Referring to the drawing there is shown a structure in accordance with the present invention, generally referred to by reference numeral 10. A plurality of axial load piles 12, preferably at least 3 in number, are driven into the sea floor 14 to a suitable depth to provide an adequate resistance against the environmental forces, primarily wind and wave, which may occur. As illustrated, the piles extend upwardly from the sea floor beyond the water's surface 16.
A platform 18 which provides the necessary working space for the drilling and producing operations and which may also provide housing and office space for the crew is situated above the water line beyond the height of the maximum anticipated storm sea.
A plurality of sleeves 20 are rigidly attached in any conventional manner to the platform 18 and extend vertically downward over each of the axial piles. Preferably, the sleeves will extend below the water line at least 75% of the distance to the sea floor. The sleeves are also preferably cross braced with stiffening trusses 22 substantially along their underwater lengths.
Bearings 24 are provided between the sleeves 20 and the piles 12 to facilitate relative axial movement therebetween. The bearings may be of any suitable and conventional design to lower the frictional forces which would otherwise develop and provide lateral support to the axial piles. Under the conditions of use, the bearings should preferably be designed as a permanent system which will not require replacement during the life of the structure. Where this is not possible, sufficient access should be provided to the components to the bearing system so that it is possible to replace critical elements with minimum dismantling of adjacent components.
Preferably 101-105% of the weight of the entire structure, including the platform and its associated equipment, and excluding the shear piles, will be supported by buoyancy chambers 26 conventionally affixed to the sleeves beneath the water line. Buoyancy chambers 26 provide a righting moment to the tower whenever it sways from a true vertical orientation due to environmental forces. These chambers should be compartmented so that unexpected sealing failures will not unduly burden the foundation pilings.
Normally two sets of buoyant chambers will be used for the structure's tow and installation at the drilling site. The chambers provided for supporting the lower portion of the sleeves during transportation may be flooded to submerge the structure, removed, or shifted towards the upper end of the unit.
The upper end of each axial pile extends through its associated sleeve as shown in the drawing and is connected by cross arms 28 to pistons 30. Each piston is housed in a hydraulic cylinder 32 affixed to the platform in a load bearing relationship. Preferably at least one cylinder attached to each axial pile is serviced with hydraulic fluid via lines from a single fluid reservoir housed in the platform. As shown in the drawing, line 34 provides a flow path for hydraulic fluid from reservoir 36 to the outer cylinders and line 38 provides a flow path for hydraulic fluid from reservoir 40 to the inner cylinders.
The excess buoyant force over the weight of the platform and sleeves is counterbalanced by tension in the axial piling through the hydraulic cylinders, fluid and pistons. This system gives the overall structure the desired degree of compliancy of rotation about the sea floor, but resists platform heave or vertical motion.

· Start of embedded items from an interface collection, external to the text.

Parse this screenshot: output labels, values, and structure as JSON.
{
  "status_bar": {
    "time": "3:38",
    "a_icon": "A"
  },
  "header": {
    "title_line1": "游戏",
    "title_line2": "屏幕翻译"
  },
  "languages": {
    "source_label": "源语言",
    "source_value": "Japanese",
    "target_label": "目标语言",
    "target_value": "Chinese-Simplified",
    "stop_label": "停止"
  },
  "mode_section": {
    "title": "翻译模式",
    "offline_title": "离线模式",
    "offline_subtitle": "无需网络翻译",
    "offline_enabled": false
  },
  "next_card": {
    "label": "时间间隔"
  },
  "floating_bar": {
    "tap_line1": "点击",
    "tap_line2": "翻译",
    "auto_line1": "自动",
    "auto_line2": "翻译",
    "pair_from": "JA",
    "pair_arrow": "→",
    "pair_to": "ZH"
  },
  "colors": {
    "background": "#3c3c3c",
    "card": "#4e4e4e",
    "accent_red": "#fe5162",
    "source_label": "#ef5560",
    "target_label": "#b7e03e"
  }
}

To provide additional lateral support, skirt piles 42 may be installed in the sea floor near the base of the platform. Vertically slidable sleeves 44 transmit lateral loads from the skirt piles through a truss 46 rigidly affixed to sleeves 20. Bearings 48 may be inserted between the skirt piles 42 and sleeves 44 to facilitate relative axial movement.
While use of the hydraulic means as set forth above is preferred for coupling the structure sleeves and platform to the axial load piles, it is within the spirit and skill of this invention to use conventional mechanical systems to accomplish the same end.